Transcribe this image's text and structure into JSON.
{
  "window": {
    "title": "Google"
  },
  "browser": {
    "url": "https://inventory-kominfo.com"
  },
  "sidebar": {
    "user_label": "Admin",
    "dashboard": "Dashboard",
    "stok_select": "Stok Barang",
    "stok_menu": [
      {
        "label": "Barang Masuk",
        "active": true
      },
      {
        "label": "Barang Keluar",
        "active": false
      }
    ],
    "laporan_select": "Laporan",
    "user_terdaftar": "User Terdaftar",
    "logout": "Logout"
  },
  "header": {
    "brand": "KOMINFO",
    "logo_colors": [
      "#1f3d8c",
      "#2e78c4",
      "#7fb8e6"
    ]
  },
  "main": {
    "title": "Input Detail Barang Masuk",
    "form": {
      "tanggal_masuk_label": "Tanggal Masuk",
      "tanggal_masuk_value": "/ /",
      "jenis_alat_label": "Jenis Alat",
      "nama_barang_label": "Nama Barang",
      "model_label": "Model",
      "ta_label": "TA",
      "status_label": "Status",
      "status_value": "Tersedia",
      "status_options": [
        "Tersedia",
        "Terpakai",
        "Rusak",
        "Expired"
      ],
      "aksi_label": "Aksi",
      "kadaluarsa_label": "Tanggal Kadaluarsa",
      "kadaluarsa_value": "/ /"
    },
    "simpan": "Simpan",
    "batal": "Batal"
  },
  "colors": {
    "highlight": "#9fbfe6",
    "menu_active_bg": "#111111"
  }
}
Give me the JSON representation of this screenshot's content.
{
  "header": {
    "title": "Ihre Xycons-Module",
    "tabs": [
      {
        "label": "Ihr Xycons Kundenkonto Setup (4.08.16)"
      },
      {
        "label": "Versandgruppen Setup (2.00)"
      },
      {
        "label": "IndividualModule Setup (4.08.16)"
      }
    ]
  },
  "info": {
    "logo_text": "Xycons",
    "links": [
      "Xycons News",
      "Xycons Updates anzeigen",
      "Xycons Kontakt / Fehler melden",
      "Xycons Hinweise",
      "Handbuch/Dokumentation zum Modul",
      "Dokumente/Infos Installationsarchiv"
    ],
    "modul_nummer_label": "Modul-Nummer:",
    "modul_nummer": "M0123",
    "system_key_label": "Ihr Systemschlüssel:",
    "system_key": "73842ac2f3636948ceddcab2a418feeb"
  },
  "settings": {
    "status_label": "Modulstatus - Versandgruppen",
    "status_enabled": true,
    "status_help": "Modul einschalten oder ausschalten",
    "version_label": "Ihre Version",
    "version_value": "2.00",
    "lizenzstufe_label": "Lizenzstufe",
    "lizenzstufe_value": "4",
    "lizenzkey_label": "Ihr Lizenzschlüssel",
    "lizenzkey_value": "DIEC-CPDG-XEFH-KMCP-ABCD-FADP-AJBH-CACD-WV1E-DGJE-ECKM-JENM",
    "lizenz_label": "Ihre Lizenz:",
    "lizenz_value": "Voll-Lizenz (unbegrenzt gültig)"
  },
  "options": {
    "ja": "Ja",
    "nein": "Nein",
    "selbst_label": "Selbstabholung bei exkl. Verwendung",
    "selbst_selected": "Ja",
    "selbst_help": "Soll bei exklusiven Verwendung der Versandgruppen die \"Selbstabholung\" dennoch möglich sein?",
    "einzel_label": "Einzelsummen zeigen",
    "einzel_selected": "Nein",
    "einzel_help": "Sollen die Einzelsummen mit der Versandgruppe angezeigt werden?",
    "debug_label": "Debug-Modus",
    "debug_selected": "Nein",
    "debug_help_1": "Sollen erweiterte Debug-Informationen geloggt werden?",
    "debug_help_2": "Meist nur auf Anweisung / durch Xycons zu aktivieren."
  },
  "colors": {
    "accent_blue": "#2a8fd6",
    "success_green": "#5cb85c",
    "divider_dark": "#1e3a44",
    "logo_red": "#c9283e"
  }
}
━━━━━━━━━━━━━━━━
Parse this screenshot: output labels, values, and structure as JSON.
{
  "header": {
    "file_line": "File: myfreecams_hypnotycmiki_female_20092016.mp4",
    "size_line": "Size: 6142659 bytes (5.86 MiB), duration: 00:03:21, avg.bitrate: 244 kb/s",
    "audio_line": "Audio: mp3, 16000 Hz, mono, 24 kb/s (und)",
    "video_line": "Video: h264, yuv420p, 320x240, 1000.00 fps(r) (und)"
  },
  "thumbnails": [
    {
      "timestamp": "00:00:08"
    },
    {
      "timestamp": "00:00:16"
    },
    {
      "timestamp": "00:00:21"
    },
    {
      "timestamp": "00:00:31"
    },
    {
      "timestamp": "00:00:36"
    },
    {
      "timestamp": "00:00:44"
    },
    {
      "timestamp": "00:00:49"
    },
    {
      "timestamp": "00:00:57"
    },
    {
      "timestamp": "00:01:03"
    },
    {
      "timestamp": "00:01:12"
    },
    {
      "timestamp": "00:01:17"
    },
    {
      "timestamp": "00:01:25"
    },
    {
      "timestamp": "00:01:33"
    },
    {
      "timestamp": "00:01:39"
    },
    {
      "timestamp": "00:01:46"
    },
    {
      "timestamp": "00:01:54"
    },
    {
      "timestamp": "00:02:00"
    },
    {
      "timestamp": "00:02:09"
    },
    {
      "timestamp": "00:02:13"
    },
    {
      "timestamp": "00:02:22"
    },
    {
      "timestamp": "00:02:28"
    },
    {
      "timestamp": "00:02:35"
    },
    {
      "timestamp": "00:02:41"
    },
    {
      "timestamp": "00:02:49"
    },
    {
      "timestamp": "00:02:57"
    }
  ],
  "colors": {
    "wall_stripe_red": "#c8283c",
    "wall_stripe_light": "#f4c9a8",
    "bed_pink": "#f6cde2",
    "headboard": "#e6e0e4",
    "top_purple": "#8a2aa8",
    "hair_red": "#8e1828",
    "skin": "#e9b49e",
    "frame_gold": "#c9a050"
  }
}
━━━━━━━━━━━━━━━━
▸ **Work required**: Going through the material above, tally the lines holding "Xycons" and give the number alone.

▸ **Response to this exercise**: 8